A lot of fanfare has been made about how the commercial market for video games has recently overtaken the market for movies. Clearly both films and games are very successful at capturing audience attention, which creates opportunities for learning. Movies have a well-established utility in informal learning. But is the rise in games’ popularity a sign that they are becoming the superior media format for learning experiences? Do games simply captivate people in a different way than movies, and both will remain important tools? Or are games better suited to entertainment than education?

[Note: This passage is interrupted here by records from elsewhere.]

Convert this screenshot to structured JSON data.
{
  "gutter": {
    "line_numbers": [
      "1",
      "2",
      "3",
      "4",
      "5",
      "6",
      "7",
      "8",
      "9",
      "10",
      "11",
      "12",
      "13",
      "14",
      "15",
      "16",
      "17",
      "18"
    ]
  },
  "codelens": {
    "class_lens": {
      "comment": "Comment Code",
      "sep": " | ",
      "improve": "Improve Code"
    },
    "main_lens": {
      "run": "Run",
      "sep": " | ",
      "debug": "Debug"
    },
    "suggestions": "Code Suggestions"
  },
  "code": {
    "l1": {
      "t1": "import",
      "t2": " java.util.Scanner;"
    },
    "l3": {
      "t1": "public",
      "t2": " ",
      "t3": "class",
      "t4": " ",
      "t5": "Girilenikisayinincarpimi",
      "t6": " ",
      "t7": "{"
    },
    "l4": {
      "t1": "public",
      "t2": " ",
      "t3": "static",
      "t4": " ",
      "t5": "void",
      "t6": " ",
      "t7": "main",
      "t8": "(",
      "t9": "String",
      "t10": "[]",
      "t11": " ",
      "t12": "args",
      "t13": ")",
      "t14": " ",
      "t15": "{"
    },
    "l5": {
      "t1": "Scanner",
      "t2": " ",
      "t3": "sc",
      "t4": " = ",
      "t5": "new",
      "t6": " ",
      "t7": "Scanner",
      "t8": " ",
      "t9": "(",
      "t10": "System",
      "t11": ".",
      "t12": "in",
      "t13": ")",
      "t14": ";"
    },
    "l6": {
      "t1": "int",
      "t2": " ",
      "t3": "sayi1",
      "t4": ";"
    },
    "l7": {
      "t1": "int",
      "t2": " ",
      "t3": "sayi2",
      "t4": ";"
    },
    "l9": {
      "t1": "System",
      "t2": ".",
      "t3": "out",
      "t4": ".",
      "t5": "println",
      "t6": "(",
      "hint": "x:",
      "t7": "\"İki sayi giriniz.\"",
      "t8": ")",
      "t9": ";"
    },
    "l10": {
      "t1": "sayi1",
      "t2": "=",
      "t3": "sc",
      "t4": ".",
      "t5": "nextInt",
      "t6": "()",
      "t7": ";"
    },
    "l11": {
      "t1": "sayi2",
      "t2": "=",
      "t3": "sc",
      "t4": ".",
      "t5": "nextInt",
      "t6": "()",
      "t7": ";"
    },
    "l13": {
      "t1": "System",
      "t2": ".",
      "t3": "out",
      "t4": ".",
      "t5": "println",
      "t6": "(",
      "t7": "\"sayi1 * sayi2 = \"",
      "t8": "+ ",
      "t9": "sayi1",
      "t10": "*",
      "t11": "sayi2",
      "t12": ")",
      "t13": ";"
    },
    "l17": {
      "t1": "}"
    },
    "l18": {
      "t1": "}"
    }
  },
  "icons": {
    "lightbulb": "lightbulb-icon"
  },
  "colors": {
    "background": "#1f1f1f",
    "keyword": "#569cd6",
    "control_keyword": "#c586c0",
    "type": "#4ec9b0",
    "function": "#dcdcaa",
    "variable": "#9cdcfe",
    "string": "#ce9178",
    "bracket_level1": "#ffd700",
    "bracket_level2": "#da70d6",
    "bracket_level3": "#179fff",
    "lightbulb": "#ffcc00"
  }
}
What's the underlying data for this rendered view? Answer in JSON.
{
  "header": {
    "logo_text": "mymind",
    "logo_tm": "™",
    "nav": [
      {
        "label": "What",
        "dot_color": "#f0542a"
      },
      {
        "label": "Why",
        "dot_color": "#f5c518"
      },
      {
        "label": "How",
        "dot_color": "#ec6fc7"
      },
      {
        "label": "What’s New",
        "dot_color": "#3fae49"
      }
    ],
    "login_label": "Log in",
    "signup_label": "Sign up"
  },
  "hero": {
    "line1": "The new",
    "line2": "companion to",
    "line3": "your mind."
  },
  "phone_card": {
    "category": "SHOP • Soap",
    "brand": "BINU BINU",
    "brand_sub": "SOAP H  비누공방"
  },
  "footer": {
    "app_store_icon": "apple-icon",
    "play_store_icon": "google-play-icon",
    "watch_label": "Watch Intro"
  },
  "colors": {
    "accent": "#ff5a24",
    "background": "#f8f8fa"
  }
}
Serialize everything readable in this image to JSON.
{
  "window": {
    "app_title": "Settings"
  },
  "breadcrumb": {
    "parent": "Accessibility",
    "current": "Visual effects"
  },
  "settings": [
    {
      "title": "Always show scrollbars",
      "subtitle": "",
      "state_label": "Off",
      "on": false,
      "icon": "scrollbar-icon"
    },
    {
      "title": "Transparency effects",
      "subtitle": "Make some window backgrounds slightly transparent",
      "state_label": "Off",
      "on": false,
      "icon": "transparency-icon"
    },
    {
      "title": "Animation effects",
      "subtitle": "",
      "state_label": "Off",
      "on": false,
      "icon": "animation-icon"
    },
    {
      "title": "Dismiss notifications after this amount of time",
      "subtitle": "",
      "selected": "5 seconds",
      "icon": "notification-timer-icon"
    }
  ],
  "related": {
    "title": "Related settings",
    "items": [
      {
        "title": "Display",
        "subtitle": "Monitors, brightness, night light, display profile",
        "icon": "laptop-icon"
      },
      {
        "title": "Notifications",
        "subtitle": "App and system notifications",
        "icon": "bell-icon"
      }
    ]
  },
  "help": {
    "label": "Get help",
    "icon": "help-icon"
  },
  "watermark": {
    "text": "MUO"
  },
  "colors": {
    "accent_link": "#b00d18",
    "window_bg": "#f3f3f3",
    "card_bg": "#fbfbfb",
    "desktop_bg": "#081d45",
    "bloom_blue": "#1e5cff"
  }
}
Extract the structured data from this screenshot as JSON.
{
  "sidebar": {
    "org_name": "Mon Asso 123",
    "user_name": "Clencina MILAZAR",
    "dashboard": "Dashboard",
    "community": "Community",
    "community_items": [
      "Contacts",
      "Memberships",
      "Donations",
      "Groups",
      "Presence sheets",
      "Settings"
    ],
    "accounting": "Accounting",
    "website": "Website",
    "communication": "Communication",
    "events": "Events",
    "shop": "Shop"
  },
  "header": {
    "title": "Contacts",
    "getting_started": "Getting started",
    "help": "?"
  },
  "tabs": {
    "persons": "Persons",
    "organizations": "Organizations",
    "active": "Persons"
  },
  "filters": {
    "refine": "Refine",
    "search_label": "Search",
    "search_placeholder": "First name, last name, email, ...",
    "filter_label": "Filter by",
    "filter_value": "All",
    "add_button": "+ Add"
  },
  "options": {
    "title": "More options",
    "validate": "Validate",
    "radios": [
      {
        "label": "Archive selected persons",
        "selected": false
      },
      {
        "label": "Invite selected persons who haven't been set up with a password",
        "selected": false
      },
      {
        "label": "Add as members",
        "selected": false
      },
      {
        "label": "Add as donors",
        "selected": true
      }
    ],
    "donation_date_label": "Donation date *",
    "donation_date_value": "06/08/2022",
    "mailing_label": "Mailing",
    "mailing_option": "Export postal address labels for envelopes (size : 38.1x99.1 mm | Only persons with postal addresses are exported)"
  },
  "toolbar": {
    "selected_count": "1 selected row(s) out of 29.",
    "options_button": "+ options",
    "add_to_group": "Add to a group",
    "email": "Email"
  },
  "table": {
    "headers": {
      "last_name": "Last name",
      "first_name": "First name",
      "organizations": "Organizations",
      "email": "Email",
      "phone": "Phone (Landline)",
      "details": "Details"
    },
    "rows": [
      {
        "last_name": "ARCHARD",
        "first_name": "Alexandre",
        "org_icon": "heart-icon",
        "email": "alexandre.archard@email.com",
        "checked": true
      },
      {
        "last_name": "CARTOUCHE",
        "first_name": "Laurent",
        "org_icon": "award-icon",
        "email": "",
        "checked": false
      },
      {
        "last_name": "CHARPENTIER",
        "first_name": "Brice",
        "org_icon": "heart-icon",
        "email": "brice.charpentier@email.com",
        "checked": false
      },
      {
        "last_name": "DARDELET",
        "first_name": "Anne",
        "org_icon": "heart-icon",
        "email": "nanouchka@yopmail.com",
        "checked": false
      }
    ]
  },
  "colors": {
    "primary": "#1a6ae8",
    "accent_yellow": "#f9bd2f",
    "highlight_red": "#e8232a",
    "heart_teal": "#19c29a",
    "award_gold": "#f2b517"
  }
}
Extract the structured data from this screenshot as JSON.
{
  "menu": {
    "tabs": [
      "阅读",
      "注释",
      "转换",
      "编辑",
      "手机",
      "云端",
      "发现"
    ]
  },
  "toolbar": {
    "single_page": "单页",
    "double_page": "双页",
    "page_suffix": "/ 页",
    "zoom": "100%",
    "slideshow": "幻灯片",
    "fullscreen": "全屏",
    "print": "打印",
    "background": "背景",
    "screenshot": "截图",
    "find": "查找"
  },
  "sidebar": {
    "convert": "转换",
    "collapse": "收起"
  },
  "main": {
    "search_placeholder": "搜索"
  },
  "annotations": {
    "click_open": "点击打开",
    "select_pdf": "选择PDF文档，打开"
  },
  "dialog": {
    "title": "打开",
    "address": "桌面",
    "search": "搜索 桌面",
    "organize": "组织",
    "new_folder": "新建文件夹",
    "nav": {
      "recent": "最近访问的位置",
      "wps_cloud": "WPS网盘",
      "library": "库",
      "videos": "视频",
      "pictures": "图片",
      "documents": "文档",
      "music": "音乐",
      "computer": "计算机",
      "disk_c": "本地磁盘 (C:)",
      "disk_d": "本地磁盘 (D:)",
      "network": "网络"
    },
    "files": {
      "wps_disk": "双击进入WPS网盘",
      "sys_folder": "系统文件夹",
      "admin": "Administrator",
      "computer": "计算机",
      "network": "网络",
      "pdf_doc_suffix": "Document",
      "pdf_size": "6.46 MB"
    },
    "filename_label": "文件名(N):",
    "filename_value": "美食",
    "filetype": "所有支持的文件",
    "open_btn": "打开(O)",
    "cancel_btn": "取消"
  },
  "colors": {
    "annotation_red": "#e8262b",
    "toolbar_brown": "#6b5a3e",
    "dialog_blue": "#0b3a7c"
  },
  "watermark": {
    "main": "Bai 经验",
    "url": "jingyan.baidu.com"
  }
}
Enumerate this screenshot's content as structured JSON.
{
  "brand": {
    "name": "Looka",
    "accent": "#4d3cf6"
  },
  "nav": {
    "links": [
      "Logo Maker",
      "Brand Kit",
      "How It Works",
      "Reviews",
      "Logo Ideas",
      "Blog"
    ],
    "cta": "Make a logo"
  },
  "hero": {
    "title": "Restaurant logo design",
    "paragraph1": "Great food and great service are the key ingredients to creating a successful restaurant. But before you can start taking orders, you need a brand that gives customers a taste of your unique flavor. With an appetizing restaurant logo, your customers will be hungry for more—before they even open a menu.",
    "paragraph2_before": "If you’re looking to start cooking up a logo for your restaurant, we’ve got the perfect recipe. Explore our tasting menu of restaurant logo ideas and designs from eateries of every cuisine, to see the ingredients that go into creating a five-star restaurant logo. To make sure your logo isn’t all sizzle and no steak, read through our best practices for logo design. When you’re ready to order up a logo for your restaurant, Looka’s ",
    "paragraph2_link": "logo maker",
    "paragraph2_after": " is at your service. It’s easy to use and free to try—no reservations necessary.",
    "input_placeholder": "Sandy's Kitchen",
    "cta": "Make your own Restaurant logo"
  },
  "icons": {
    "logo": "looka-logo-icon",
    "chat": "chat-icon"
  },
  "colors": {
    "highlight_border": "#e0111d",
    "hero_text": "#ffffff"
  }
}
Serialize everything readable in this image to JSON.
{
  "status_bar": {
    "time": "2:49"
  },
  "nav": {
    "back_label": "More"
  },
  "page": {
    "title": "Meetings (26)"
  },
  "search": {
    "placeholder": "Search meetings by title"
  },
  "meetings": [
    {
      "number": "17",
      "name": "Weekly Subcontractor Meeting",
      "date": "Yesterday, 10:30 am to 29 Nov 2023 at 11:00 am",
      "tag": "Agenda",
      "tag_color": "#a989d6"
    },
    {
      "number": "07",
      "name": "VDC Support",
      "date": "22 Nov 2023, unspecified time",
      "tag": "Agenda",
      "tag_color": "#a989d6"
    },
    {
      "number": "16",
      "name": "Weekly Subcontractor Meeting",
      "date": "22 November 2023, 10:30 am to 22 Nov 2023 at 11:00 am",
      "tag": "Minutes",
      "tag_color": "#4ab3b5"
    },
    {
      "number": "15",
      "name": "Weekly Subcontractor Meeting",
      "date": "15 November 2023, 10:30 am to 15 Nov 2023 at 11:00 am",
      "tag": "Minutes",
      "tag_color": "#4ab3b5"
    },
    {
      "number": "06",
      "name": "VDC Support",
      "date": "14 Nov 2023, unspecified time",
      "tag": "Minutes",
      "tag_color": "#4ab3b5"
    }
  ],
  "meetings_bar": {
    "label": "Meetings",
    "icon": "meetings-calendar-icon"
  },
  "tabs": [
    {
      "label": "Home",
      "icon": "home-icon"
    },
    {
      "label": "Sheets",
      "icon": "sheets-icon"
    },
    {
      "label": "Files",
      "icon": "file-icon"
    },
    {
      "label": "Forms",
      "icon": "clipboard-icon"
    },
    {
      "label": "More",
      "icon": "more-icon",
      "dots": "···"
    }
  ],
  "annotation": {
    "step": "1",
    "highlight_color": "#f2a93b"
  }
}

This research project attempts to understand the difference in learning affordances between science learning films and science learning games. The differences between these often blur, as audio-visual media is on a spectrum that includes choose-your-own-adventure movies and games filled with story-heavy cut scenes. For the purposes of the research, a film is understood to be a primarily story-driven format where lessons are learned through a sympathetic observation of characters' actions and consequences, while a game is understood to use interactivity to teach lessons by way of personal choice-making and observing the consequences experimentally.
Two approximately 15-minute-long experiences both titled “Small Choices” are presented to child-caretaker dyads. The documentary short film features U of I atmospheric scientist Dr. Deanna Hence narrating a journey through the scientific causes and socio-political solutions to climate change. The learning microgame takes players to an Earth-like planet where climate change is running amok, and asks them to rationalize a system of power plants, farms, and local economies around the planet to bring it more into balance. Both the film and game are designed to answer the same learning goals.
Participants are recorded as they watch the film or play the game and answer subject-matter questions before and after to capture their in situ reactions. Child-adult participant pairs are another important aspect of unpacking secondary research questions like how kids make meaning with their parents as mentors, how effective adults learn science during informal experiences with their children, and how different generations learn from films and games.